Too often our healthcare clients and even our telehealth vendor clients blindly sign standard agreements. And who can blame them? Often, a provider is so excited about the new technology out there they just want to get the platform in the door to help patients or drastically improve medical care as part of their operations. However, signing these agreements blindly can be dangerous. These agreements must be negotiated and attention to details is paramount.

There are four crucial areas of concern. Please note that these are only a few important areas in a list of 400 other critical areas in telehealth contracting.

  1. Limitations on liability clauses;
  2. Indemnification clauses;
  3. Data security language; and
  4. Scope of work provisions.

For limitations on liability clauses, careful attention must be paid to not unduly, or unfairly, limit a telehealth software vendor’s liability. For example, many standard contracts are one-sided, with vendors carving out liability for incidental, consequential or punitive damages.
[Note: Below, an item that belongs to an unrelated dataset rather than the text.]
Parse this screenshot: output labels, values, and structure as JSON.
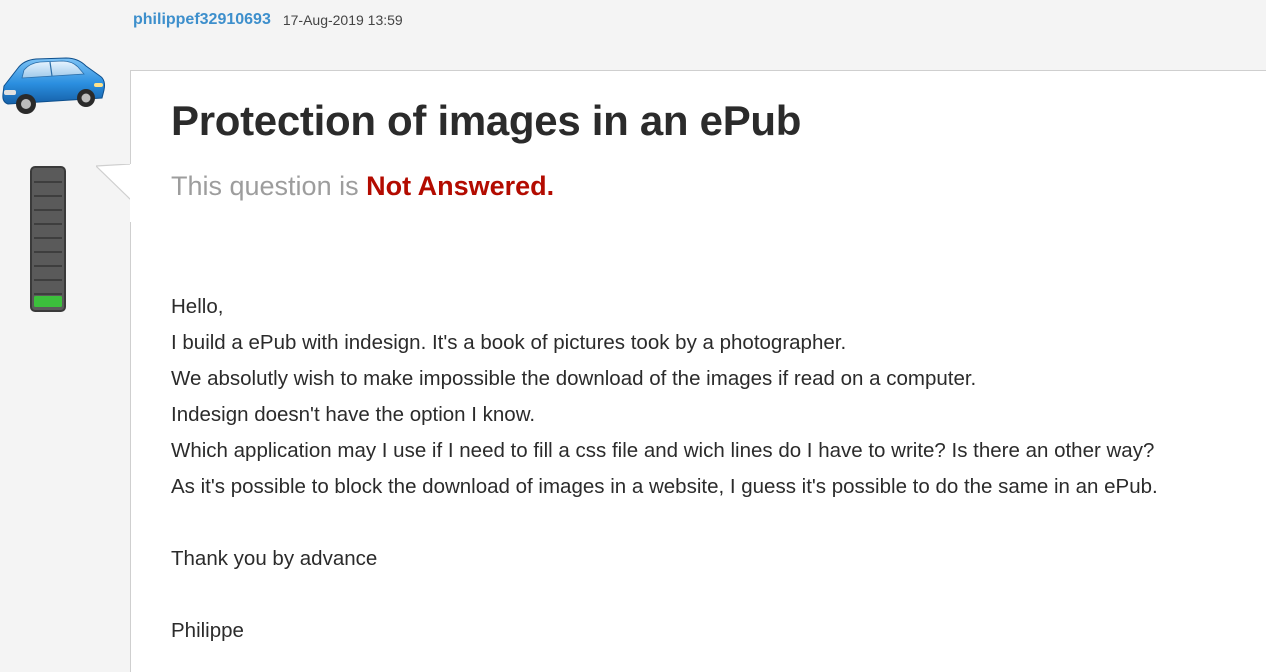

Other standard clauses may limit liability to a dollar amount that is way too small to properly reflect responsibility or expectations under the agreement. There has to be a way to compromise and make sure that vendors not overly limit their liability to leave providers stranded when there is negligence by the vendor, or, say, a cyber or data leak that could cost millions of dollars in HIPAA fines and penalties for an unsuspecting healthcare provider.

Healthcare providers should consider reasonably revising these clauses to even the playing field when it comes to telehealth liability issues. Reasonable carve outs to these sections are, therefore, warranted.

For indemnification provisions, similar carve outs should be negotiated to allow providers to be indemnified for certain acts or omissions of a vendor. These negotiations will vary on the telehealth product offered, and the scope of services, as well as the provider size and capabilities. Again, carve outs that allow the indemnification to apply and work in conjunction with the limitation of liability provisions should be negotiated carefully.

As for data security, everyone knows that with all the mountains of data utilized in a telehealth platform, comes all that much more responsibility to protect that healthcare data. As such, special attention should be paid to cybersecurity issues: what limits are placed on liability for a data breach, how much liability should be footed by the vendor, and what is the process for mitigating/fixing a HIPAA breach that may occur or worse yet, a hacking or cybercriminal event?

Asking these questions will also allow the provider to understand, and allow them to tout, the vendor ’s experience and readiness to combat hacking incidents, giving both parties comfort in the contracting process. Lastly, don’t forget to ask about cyber liability insurance and whether its adequate to protect both parties in the event of a breach.

Finally, when negotiating these agreements, many providers and vendors focus most of their attention on the terms and conditions, rather than a Scope of Work document that may be attached as an exhibit. This is a mistake. To the contrary, providers and their counsel should pay close attention to the Scope of Work, and negotiate that vigorously to meet important expectations on timelines, modalities, implementation, support, maintenance, and problem solving techniques of the telehealth vendor. Often we see providers that fail to focus on the “service levels” referenced or buried in the Scope of Work, which could require an inordinately small or unreasonable amount of “uptime” for a platform, when the provider would want or expect telehealth service uptime levels to be closer to 100%. Paying close attention to the Scope of Work is just as important as the basic underlying contract itself.

Similarly, vendors also need to pay close attention to these provisions when contracting on their side. The proliferation of telehealth is a two-way street. Making sure the vendor is protected can be just as important as making sure the provider is protected. With reasonable negotiation, the parties can strike an agreement that will not only solidify the relationship between the parties, but also allow the service to flourish.

Neville M. Bilimoria is a partner in the health law practice group, in the Chicago office of Duane Morris.

Reprinted with permission of Chicago Lawyer.